Adidas Makes Sneakers from Ocean Waste
Green Living

The importance of cleaning up our oceans has become a front-and-center issue, as it should be. From a 19-year-old’s creation of an ocean clean-up array meant to clean up the ‘Great Pacific Garbage Patch’ to the development of eco-friendly plastic alternatives, we’re all doing our best to save one of the most precious resources we have on this planet. In addition to the plastic trash, drift nets are cluttering the homes of countless marine animals. So now companies are working to help this problem.

Scientists predict that all of our coral reef systems will be gone by 2025 if we don’t do something drastic to clean up our oceans.

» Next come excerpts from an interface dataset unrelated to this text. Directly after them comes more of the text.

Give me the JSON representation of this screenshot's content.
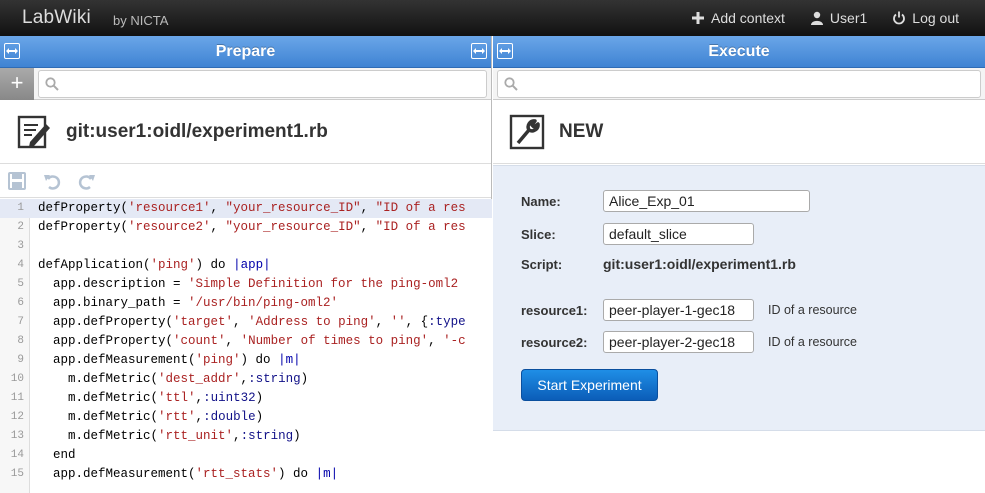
{
  "navbar": {
    "brand": "LabWiki",
    "byline": "by NICTA",
    "links": [
      {
        "label": "Add context",
        "icon": "plus-icon"
      },
      {
        "label": "User1",
        "icon": "user-icon"
      },
      {
        "label": "Log out",
        "icon": "power-icon"
      }
    ]
  },
  "prepare": {
    "header": "Prepare",
    "search_placeholder": "",
    "title": "git:user1:oidl/experiment1.rb",
    "code": [
      {
        "n": "1",
        "t": "defProperty('resource1', \"your_resource_ID\", \"ID of a res"
      },
      {
        "n": "2",
        "t": "defProperty('resource2', \"your_resource_ID\", \"ID of a res"
      },
      {
        "n": "3",
        "t": ""
      },
      {
        "n": "4",
        "t": "defApplication('ping') do |app|"
      },
      {
        "n": "5",
        "t": "  app.description = 'Simple Definition for the ping-oml2"
      },
      {
        "n": "6",
        "t": "  app.binary_path = '/usr/bin/ping-oml2'"
      },
      {
        "n": "7",
        "t": "  app.defProperty('target', 'Address to ping', '', {:type"
      },
      {
        "n": "8",
        "t": "  app.defProperty('count', 'Number of times to ping', '-c"
      },
      {
        "n": "9",
        "t": "  app.defMeasurement('ping') do |m|"
      },
      {
        "n": "10",
        "t": "    m.defMetric('dest_addr',:string)"
      },
      {
        "n": "11",
        "t": "    m.defMetric('ttl',:uint32)"
      },
      {
        "n": "12",
        "t": "    m.defMetric('rtt',:double)"
      },
      {
        "n": "13",
        "t": "    m.defMetric('rtt_unit',:string)"
      },
      {
        "n": "14",
        "t": "  end"
      },
      {
        "n": "15",
        "t": "  app.defMeasurement('rtt_stats') do |m|"
      }
    ]
  },
  "execute": {
    "header": "Execute",
    "search_placeholder": "",
    "title": "NEW",
    "form": {
      "name_label": "Name:",
      "name_value": "Alice_Exp_01",
      "slice_label": "Slice:",
      "slice_value": "default_slice",
      "script_label": "Script:",
      "script_value": "git:user1:oidl/experiment1.rb",
      "resource1_label": "resource1:",
      "resource1_value": "peer-player-1-gec18",
      "resource1_hint": "ID of a resource",
      "resource2_label": "resource2:",
      "resource2_value": "peer-player-2-gec18",
      "resource2_hint": "ID of a resource",
      "start_label": "Start Experiment"
    }
  },
  "colors": {
    "header_blue": "#4a8ed9",
    "button_blue": "#0b6fd0",
    "navbar": "#1f1f1f"
  }
}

Captain Paul Watson brought the problem of drift nets in our oceans to the attention of Cyrill Gutsch, an award-winning designer.

Gutsch is the founder of a company known as Parley, “a collaboration space where creators, thinkers and leaders from art, film, music, fashion, technology and science partner up with major brands and environmentalists to raise awareness and to collaborate on projects that can end the destruction of the magic blue universe beneath us: Our Oceans.”

Infographic: This is Why We Need to Stop Using Plastic

The famous sneaker maker, Adidas, has now partnered with Parley for a collaboration to take ocean waste and transform it into clothing and sneakers.

Adidas created a world first with a shoe upper made entirely of yarns and filaments reclaimed and recycled from ocean waste and illegal deep-sea gillnets.”

Parley worked with an organization called Sea Shepherd to retrieve the nets after a 110-day expedition tracking an illegal poaching vessel, which culminated off the coast of West Africa.

The nets became the upper portion of the shoe, made entirely of yarns and filaments of that reclaimed ocean ‘trash.’

Though we still need to refrain from using plastic bottles, limit our eating of seafood, and stop littering with plastic bags and other plastic products, this is a great step toward making our oceans hospitable to marine life again.

Featured image sourced from: Forbes